Our GCSE curriculum is well planned, wide ranging and enriching. Its balance and focus on individual development, helps us to stimulate an enquiring mind, establishing key skills and a wealth of experience in our pupils that will be of great benefit to them for the future.
At GCSE we aim to provide a demanding and flexible curriculum.
Preparation for GCSE takes two years: the examinations are not designed to be taken in less time, partly because of the content and the skills that have to be developed, and partly because a major element is coursework, i.e. the work done throughout the two years of study. For this reason, everyone starting a course is advised that it is important to make the right choice, and that changing from one course to another is difficult, except at the very beginning.
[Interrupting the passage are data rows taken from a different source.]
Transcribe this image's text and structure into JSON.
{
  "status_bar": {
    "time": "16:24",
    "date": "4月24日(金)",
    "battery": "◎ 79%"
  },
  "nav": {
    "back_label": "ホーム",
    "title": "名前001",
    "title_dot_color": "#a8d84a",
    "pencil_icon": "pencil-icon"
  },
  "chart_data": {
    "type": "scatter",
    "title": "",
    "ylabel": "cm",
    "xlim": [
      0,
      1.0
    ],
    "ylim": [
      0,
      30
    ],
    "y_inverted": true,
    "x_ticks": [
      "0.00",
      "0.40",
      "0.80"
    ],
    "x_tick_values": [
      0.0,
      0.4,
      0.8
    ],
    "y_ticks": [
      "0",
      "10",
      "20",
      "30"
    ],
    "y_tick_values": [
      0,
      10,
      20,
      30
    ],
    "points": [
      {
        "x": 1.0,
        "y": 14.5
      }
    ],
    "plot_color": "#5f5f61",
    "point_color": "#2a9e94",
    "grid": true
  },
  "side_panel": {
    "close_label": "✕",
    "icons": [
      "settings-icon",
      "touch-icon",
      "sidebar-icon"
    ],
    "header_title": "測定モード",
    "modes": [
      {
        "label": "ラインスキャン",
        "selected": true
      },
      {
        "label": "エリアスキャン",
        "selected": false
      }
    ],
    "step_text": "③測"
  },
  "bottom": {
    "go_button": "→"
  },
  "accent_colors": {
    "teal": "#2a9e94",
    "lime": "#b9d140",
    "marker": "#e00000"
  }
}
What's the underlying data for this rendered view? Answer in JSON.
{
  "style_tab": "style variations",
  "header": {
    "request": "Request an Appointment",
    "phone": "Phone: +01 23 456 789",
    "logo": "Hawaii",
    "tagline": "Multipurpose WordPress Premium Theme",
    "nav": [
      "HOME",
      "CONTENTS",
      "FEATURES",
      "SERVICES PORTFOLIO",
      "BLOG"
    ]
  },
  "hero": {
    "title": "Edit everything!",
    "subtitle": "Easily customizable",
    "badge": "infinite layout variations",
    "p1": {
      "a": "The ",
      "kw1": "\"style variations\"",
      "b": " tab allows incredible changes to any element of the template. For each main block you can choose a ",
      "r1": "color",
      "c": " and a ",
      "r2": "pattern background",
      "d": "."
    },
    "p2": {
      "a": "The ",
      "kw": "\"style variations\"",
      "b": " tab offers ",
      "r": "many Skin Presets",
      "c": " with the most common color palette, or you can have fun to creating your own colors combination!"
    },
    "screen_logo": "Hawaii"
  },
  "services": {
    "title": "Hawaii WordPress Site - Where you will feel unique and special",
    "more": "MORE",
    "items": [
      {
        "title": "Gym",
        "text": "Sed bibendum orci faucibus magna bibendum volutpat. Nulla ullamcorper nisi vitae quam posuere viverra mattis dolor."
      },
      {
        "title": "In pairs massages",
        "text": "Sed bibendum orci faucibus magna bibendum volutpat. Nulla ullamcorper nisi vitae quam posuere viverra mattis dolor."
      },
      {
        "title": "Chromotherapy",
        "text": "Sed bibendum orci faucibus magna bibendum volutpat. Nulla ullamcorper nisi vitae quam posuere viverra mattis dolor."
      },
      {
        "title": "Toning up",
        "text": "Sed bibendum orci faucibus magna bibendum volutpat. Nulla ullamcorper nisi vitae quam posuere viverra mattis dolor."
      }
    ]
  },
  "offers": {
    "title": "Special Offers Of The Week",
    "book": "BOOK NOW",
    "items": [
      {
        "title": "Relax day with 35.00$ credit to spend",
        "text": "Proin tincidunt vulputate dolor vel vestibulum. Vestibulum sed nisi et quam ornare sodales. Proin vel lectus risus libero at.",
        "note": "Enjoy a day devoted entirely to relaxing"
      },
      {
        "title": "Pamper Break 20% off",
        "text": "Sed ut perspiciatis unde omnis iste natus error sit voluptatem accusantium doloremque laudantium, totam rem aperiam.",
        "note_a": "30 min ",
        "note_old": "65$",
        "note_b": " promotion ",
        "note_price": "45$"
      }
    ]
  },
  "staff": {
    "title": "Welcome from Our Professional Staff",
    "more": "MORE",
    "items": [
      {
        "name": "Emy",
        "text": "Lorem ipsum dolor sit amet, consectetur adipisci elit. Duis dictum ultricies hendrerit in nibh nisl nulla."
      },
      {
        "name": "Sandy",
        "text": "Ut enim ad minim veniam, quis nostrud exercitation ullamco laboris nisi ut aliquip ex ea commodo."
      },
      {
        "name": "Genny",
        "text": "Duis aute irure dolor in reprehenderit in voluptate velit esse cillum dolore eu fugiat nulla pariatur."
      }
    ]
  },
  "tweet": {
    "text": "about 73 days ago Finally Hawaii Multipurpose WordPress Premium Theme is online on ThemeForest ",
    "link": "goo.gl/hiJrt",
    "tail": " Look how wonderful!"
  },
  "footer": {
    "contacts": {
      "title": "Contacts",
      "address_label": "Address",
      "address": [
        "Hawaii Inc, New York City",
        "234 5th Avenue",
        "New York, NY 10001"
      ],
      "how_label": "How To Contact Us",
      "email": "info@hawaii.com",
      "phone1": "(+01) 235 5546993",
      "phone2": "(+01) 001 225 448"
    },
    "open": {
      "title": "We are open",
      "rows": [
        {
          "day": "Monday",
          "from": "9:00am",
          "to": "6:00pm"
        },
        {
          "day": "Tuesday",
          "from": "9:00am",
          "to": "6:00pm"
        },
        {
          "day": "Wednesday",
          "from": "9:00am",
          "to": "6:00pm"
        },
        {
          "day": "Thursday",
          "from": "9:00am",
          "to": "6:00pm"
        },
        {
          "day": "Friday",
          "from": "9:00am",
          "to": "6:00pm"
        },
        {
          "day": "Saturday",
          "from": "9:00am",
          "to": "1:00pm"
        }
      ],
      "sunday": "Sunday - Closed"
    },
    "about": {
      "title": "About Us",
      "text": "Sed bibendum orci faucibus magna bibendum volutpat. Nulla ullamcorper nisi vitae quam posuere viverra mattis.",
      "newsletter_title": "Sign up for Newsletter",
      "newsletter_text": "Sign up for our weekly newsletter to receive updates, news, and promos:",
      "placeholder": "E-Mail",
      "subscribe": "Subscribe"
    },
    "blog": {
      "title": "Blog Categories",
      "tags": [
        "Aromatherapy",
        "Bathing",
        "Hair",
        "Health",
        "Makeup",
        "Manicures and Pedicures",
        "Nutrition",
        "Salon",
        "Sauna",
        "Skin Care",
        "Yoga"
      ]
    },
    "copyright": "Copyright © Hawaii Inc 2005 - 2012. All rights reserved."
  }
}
The following subjects are compulsory for all pupils:
English Language or English Language and Literature
English as an Additional Language (for international students)
Science (Double Award)
Personal, Social and Health Education (PSHE)
Careers Guidance and Study Skills
Offered in the core is English Language or English Language and Literature; the teaching of this subject is an integral part of the English curriculum and could lead to a double grade GCSE. Some pupils might be unable to cope with the additional demands of English Language and Literature and may be advised not to take it. Science is offered as a double or triple grade subject.
The remainder of a pupil’s course is made up of 14 optional subjects.
These may be chosen from a range of subjects that will be arranged in FOUR blocks that allow a number of choices. These subjects will be defined by pupil choice. This could allow a subject in heavy demand to repeat in another column and therefore increase the combinations available. This will enable every pupil to sit up to a maximum of nine GCSE examinations. We are sometimes asked why pupils do not take more subjects: the answer is that a total of nine passes is more than enough to meet the needs of any situation in the future, and that what matters is the standard of grades, not the number of qualifications.
The most important point to bear in mind when deciding which subjects to take in Year 10 is balance.
Career aspirations are important, as is the enjoyment of a subject.